++++ GIVEN RECORDS

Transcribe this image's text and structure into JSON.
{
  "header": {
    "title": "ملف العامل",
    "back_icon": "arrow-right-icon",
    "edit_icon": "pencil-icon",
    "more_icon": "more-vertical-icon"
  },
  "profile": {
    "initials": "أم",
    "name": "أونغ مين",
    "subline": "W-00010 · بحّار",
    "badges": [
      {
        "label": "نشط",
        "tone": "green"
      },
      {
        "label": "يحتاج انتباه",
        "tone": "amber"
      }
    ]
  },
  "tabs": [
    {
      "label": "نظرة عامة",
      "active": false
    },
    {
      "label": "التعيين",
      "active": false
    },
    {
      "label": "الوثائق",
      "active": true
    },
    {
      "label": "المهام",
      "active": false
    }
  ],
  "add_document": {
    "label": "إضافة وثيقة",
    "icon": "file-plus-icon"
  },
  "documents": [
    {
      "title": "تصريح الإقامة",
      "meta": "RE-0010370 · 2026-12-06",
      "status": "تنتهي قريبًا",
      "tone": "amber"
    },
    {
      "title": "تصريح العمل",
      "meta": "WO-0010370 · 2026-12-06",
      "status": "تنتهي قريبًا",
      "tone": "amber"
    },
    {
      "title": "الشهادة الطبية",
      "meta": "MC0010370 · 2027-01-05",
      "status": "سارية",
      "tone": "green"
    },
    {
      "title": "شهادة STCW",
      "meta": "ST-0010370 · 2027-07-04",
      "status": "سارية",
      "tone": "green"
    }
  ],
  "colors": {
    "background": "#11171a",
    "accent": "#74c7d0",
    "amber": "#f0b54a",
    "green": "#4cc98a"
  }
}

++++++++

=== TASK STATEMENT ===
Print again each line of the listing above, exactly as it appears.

=== OUTPUT OF THE TASK ===
Transcribe this image's text and structure into JSON.
{
  "header": {
    "title": "ملف العامل",
    "back_icon": "arrow-right-icon",
    "edit_icon": "pencil-icon",
    "more_icon": "more-vertical-icon"
  },
  "profile": {
    "initials": "أم",
    "name": "أونغ مين",
    "subline": "W-00010 · بحّار",
    "badges": [
      {
        "label": "نشط",
        "tone": "green"
      },
      {
        "label": "يحتاج انتباه",
        "tone": "amber"
      }
    ]
  },
  "tabs": [
    {
      "label": "نظرة عامة",
      "active": false
    },
    {
      "label": "التعيين",
      "active": false
    },
    {
      "label": "الوثائق",
      "active": true
    },
    {
      "label": "المهام",
      "active": false
    }
  ],
  "add_document": {
    "label": "إضافة وثيقة",
    "icon": "file-plus-icon"
  },
  "documents": [
    {
      "title": "تصريح الإقامة",
      "meta": "RE-0010370 · 2026-12-06",
      "status": "تنتهي قريبًا",
      "tone": "amber"
    },
    {
      "title": "تصريح العمل",
      "meta": "WO-0010370 · 2026-12-06",
      "status": "تنتهي قريبًا",
      "tone": "amber"
    },
    {
      "title": "الشهادة الطبية",
      "meta": "MC0010370 · 2027-01-05",
      "status": "سارية",
      "tone": "green"
    },
    {
      "title": "شهادة STCW",
      "meta": "ST-0010370 · 2027-07-04",
      "status": "سارية",
      "tone": "green"
    }
  ],
  "colors": {
    "background": "#11171a",
    "accent": "#74c7d0",
    "amber": "#f0b54a",
    "green": "#4cc98a"
  }
}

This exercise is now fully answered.